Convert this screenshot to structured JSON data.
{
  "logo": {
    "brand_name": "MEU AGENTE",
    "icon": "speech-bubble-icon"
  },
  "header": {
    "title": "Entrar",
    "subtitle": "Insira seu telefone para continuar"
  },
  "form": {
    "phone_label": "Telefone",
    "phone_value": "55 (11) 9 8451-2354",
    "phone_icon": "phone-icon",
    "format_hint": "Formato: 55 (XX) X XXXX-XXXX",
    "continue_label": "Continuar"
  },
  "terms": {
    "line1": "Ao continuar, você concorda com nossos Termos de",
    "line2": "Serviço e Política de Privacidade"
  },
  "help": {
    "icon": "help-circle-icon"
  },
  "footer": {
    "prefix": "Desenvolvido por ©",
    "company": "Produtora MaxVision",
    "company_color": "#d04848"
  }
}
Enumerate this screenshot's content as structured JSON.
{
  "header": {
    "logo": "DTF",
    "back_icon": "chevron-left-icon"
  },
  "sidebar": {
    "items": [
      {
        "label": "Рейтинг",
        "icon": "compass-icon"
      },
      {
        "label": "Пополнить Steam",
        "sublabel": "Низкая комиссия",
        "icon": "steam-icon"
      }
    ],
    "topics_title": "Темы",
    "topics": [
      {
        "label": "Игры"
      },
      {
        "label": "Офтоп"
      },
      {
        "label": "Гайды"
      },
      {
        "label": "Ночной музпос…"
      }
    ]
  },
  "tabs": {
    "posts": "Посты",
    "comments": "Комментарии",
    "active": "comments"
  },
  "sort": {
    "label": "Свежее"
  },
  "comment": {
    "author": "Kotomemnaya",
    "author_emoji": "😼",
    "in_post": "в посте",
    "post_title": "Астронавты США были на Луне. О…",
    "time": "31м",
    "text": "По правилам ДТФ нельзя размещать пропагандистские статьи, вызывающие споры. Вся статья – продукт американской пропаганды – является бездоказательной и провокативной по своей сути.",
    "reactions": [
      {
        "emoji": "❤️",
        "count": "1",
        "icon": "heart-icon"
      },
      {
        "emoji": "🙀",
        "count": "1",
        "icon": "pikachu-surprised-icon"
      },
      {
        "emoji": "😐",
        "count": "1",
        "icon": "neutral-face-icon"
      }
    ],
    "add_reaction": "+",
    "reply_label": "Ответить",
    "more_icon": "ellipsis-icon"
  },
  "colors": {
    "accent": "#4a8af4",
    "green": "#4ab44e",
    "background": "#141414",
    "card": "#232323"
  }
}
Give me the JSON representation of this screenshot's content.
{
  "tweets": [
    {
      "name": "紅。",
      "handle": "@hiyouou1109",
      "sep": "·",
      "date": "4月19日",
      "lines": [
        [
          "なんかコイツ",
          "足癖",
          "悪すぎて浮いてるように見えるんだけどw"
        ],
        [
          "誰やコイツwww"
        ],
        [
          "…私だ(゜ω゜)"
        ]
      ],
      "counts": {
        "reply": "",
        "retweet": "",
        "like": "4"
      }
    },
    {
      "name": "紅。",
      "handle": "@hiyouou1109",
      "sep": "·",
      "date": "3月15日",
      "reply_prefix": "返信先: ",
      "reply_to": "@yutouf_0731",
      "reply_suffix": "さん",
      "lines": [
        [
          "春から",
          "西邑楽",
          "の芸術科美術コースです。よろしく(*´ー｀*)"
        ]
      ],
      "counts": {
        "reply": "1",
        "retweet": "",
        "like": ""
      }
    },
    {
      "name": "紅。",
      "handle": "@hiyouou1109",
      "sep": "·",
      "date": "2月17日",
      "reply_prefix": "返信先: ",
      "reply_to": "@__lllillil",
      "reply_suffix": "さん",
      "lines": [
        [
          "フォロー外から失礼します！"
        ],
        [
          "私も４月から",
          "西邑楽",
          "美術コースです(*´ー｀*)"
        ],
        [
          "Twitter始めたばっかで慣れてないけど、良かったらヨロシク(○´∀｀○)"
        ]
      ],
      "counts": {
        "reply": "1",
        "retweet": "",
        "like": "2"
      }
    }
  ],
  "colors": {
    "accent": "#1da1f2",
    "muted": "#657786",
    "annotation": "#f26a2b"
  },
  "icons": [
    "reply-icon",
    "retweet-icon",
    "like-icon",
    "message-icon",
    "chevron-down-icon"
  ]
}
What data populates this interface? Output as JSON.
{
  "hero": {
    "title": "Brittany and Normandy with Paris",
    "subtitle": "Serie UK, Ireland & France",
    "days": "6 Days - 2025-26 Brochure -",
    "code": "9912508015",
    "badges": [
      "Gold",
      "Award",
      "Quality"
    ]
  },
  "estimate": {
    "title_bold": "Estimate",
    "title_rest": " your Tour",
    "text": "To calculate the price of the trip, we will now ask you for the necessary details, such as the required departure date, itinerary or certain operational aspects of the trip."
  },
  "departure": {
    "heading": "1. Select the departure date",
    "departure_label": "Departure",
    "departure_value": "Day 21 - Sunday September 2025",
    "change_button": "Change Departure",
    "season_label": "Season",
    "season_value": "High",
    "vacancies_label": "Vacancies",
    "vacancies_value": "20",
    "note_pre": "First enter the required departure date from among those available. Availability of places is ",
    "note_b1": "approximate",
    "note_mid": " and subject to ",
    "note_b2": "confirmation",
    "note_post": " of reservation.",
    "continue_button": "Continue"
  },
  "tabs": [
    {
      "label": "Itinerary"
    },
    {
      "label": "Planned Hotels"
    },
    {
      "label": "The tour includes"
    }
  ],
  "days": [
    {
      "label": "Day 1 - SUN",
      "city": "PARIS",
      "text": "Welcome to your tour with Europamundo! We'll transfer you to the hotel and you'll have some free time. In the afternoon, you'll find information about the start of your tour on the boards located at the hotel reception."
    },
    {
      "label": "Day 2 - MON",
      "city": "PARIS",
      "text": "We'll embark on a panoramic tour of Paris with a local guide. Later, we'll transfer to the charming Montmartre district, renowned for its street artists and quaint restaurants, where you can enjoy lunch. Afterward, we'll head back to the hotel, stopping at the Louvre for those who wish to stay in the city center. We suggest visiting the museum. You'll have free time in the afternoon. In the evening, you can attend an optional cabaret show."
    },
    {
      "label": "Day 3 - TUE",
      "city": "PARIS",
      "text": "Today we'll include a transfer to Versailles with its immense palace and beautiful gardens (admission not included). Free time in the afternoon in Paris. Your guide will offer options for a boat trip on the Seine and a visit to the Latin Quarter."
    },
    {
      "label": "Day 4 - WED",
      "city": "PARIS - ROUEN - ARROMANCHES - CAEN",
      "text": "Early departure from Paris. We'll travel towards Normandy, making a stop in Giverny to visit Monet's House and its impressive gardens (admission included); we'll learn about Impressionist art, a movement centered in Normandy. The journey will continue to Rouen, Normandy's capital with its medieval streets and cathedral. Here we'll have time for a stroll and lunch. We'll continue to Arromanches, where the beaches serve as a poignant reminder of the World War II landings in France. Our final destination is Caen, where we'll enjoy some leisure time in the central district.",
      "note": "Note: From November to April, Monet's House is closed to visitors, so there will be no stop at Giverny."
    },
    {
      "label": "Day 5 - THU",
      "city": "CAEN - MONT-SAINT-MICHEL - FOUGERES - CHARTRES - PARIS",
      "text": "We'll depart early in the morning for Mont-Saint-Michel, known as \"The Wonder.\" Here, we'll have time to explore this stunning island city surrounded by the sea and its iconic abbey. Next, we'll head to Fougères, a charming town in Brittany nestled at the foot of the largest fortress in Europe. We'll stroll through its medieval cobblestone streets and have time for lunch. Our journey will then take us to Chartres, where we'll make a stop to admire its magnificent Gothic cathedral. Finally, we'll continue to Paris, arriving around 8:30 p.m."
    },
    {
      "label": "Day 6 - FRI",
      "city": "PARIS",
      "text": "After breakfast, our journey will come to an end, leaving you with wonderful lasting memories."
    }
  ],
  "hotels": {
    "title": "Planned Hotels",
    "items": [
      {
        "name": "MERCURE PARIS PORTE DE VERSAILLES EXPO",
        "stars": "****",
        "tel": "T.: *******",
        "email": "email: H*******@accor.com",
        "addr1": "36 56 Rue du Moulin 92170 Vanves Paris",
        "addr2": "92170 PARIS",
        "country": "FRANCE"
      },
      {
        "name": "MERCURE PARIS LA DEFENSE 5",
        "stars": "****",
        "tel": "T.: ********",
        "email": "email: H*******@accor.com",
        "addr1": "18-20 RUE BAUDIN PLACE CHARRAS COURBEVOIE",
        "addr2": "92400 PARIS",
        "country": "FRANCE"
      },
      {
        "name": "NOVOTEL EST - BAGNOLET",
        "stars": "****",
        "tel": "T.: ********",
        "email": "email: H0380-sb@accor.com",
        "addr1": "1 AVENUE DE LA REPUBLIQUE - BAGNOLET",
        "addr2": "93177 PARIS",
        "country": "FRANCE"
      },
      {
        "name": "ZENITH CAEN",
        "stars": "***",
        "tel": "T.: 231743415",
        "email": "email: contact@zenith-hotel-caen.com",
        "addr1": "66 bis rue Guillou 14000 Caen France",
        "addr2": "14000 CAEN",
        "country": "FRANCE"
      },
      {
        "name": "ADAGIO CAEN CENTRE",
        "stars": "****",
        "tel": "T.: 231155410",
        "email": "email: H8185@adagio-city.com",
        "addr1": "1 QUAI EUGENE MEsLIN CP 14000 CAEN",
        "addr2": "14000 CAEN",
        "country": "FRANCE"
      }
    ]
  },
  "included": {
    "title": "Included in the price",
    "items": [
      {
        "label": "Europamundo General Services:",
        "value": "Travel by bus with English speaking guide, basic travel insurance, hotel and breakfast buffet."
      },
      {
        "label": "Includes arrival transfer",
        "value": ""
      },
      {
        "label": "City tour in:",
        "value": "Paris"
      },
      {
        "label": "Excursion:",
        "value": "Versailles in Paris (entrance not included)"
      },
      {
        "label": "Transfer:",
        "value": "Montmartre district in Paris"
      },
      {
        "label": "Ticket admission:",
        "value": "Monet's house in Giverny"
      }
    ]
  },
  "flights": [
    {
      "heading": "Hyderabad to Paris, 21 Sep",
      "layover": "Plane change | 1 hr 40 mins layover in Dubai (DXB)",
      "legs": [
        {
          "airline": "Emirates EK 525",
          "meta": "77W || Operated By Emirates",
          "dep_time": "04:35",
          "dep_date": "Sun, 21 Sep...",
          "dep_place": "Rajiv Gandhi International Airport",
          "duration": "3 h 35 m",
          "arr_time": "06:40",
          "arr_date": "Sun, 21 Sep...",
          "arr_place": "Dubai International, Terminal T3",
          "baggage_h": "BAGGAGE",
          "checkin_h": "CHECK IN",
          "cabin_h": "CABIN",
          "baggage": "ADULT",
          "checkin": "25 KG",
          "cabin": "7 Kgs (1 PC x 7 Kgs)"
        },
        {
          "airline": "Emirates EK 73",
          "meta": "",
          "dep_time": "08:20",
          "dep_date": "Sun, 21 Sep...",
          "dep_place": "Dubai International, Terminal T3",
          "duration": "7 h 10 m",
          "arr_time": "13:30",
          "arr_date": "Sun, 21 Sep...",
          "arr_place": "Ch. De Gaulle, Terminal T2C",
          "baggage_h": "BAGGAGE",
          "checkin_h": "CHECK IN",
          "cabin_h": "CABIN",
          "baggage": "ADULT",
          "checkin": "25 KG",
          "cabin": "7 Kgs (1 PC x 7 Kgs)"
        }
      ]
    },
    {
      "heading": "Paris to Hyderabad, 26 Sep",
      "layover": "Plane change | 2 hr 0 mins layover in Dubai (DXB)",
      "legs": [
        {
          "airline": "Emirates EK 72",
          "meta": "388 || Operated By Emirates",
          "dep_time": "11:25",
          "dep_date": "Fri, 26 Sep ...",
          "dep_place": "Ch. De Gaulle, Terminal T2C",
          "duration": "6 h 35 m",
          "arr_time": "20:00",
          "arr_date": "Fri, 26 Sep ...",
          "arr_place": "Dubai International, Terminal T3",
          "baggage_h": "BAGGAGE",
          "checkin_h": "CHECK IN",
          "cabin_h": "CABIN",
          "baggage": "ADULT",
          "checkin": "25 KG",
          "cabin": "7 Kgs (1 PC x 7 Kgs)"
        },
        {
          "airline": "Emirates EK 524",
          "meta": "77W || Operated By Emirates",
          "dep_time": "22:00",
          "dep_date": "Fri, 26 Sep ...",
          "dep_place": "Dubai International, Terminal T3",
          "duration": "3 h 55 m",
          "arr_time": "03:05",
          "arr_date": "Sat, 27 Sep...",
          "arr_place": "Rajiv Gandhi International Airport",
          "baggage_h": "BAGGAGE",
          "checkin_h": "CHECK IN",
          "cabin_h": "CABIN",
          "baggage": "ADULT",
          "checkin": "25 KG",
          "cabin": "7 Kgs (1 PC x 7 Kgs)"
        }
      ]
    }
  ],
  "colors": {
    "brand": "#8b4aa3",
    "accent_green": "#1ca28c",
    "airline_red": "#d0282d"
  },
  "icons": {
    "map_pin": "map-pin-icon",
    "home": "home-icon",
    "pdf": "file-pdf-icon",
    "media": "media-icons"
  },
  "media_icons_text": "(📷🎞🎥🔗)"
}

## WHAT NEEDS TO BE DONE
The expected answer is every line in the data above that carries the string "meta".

## TASK RESPONSE
          "meta": "77W || Operated By Emirates",
          "meta": "",
          "meta": "388 || Operated By Emirates",
          "meta": "77W || Operated By Emirates",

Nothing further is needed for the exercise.